What is needed ▸ Find all lines in the records that include the word "JSON", and copy them out.

Data extract ▸
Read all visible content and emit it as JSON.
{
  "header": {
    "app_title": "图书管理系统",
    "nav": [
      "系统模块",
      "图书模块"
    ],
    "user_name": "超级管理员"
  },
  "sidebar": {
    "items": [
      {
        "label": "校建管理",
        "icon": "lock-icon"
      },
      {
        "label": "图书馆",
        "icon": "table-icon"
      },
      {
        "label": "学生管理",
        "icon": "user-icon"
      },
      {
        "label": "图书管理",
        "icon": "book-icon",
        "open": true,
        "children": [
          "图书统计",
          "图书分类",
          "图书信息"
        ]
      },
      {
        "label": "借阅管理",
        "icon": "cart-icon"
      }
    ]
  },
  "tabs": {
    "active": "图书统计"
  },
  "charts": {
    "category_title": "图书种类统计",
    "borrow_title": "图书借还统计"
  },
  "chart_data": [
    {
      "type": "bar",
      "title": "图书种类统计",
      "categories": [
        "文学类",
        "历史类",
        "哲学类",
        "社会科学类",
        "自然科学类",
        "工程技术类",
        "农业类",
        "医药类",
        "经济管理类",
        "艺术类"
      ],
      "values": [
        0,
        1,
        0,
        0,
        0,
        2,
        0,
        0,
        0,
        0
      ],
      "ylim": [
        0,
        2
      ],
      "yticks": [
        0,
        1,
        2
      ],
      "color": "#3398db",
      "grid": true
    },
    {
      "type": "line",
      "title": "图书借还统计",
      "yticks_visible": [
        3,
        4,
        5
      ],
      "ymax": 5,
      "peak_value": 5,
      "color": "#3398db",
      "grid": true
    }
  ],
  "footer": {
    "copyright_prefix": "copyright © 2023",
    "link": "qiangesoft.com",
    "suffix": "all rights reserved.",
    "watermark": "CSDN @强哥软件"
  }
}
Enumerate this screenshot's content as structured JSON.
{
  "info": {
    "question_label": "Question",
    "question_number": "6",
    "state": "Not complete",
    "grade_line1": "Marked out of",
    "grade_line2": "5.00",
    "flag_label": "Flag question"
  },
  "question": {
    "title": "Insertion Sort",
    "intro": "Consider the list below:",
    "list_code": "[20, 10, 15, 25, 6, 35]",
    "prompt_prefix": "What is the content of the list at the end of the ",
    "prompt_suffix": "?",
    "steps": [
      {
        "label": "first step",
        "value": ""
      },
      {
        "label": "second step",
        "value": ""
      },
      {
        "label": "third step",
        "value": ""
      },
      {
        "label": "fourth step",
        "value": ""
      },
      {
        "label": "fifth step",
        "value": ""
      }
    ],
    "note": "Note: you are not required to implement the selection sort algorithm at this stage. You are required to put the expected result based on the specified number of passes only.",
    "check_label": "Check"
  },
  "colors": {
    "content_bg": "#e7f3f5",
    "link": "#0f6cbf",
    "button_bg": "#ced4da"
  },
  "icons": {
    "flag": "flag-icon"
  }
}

Response ▸
Read all visible content and emit it as JSON.
Enumerate this screenshot's content as structured JSON.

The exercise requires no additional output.